Trio Portenyo (flamenco trio) (on 02./”Serenata Extravagante”)

Arranged and conducted by Alfredo Carrión and Teddy Bautista



01. First Transmigration (The Remote Paradise) Primavera 17.02
– a) Genesis (Bautista/Mellies/Richard/Sanveillan/Diego)
– b) Prana (Grito Primario) (Bautissta)
– c) Primera Visión de un Mundo Nuevo (Vivaldi)
– d) Himno a la Armonía Magistral del Unverso (Vivaldi)
– e) Primeros Pasos en un Mundo Nuevo (Vivaldi)
– f) Metamorfosis Extravagante (Vivaldi)

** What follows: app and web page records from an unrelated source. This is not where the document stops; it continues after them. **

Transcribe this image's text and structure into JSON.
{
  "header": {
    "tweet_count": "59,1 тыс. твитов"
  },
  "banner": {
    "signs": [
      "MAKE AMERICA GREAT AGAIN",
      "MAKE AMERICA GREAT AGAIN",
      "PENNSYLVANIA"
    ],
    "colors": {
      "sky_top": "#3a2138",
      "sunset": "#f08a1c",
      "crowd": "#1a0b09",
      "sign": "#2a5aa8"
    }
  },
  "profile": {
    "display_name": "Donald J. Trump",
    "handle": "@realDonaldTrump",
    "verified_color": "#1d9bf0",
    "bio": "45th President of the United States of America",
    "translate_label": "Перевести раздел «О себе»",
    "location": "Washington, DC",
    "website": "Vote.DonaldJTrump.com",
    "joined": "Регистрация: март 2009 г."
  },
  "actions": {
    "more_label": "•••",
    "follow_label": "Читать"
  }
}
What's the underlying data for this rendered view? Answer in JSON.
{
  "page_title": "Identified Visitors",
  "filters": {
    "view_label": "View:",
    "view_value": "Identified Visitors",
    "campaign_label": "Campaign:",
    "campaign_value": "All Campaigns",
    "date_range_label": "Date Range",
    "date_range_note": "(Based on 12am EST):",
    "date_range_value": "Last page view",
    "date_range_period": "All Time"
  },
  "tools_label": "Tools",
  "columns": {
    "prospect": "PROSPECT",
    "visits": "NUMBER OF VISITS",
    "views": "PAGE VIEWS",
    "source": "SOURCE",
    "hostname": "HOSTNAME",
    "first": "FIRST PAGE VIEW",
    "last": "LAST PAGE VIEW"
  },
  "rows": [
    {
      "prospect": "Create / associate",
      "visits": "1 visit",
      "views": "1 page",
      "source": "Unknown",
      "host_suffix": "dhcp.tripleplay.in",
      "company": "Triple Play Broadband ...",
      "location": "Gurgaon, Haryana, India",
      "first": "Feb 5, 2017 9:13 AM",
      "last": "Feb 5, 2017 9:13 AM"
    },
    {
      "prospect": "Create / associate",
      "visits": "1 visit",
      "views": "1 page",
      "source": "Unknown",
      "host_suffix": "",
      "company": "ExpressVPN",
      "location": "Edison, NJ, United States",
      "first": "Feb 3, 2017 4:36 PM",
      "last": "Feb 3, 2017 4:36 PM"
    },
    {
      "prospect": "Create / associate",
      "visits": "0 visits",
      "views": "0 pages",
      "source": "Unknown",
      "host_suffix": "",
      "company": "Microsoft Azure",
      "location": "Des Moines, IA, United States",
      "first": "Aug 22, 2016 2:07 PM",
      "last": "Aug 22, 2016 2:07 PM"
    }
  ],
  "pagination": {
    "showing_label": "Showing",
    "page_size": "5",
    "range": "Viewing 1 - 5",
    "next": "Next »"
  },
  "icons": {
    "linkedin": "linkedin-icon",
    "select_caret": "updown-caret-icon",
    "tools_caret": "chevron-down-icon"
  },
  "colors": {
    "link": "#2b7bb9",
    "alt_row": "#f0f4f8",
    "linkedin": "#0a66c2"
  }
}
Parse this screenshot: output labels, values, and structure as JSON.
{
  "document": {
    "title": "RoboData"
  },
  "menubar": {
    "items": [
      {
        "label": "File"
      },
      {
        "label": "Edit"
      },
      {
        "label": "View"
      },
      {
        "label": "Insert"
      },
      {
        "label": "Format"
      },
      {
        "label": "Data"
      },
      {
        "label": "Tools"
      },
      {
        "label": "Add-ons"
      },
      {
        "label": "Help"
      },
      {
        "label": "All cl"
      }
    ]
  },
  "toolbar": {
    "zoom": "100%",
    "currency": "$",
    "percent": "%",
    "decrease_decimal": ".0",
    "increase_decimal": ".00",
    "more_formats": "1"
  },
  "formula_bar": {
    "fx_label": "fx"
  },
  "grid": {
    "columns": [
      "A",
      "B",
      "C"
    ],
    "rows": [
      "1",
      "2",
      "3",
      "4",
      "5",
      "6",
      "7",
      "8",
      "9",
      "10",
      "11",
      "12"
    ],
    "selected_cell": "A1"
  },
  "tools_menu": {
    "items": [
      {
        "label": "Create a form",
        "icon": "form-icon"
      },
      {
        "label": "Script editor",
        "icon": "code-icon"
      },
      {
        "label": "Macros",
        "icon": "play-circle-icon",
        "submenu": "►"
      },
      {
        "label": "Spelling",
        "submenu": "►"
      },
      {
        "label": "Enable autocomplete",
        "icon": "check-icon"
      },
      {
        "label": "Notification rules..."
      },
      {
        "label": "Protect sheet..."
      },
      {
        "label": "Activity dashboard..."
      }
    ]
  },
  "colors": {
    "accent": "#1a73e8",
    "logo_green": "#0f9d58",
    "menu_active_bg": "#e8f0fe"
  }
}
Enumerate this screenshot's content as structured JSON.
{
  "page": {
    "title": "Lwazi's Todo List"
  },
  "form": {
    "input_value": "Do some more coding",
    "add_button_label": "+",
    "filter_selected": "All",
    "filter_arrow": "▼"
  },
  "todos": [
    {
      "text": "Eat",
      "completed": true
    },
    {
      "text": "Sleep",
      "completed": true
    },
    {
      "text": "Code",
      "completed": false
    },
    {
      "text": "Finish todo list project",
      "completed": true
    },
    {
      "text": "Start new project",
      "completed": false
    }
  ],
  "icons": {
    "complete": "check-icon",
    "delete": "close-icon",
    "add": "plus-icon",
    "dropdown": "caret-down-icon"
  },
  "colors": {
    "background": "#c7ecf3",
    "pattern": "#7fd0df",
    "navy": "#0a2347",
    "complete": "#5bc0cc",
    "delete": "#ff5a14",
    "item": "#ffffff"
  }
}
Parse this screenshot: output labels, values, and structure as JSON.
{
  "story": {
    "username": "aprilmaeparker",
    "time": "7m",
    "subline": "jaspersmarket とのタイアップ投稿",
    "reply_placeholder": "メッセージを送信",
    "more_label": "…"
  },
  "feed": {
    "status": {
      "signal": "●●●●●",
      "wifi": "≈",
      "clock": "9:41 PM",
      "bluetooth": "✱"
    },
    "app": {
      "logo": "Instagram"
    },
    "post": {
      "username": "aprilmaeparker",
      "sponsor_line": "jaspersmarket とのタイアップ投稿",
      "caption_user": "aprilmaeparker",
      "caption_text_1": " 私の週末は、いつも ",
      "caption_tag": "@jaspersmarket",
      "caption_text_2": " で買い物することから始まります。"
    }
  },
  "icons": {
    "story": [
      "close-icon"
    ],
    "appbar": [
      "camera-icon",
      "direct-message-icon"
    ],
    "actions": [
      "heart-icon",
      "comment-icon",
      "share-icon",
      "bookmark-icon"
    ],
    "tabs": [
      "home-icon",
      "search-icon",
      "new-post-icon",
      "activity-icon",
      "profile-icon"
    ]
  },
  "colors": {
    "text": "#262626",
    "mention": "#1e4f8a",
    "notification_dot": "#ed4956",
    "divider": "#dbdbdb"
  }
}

02. Second Transmigration (The Next Abyss) Verano 16.32
– a) Narración Extravagante (Bautista/Carrion)
– b) Primeras Preguntas en un Mundo Nuevo (Vivaldi)
– c) Canto al Niño Neurótico (Vivaldi)
– d) Himno Crítico a la Primera Adversidad (Vivaldi)
– e) Desfile Extravagante (Bautista/Mellies/Richard/Sanveillan/Diego)
– f) Proceso Alienatorio (Bautista)
– g) Serenata Extravagante (Bautista)

03. Third Transmigration (The Future Border) Otoño  17.50
– a) Pequeño Concierto Extravagante (Bautista)
– b) Paginas de Plata de un Diario Intimo (Vivaldi)
– c) Anti-Himno a la Programacion Cibernetica (Vivaldi)
– d) Monasterios (Vivaldi/E.Bautiasta/T.Bautista/Diego)
– e) Proceso Ciberetico (Vivaldi)
– f) Villancico Extravagante (Vivaldi)

04. Fourth Transmigration (The Recuperated Link) Invierno  21.55
– a) Hibernus (Bautista/Sanvveillon) (Vivaldi)
– b) Crisis (Vivaldi)
– c) Ballet de las Sombras (Vivaldi/Bautista/Mellier)
– d) Himno a la Armonía Implacable del Fin (Vivaldi)
– e) Vanessa (El Aliento de la Osamenta) (Richard/Bautista)
– f) Nirvana Extravagante (Vivaldi)
– g) Diálogos a Alto Nivel (Vivaldi)
– h) Hiperdestrucción (Vivaldi)
– i) Apocalipsis (Bautita)




Teddy Bautista in 2015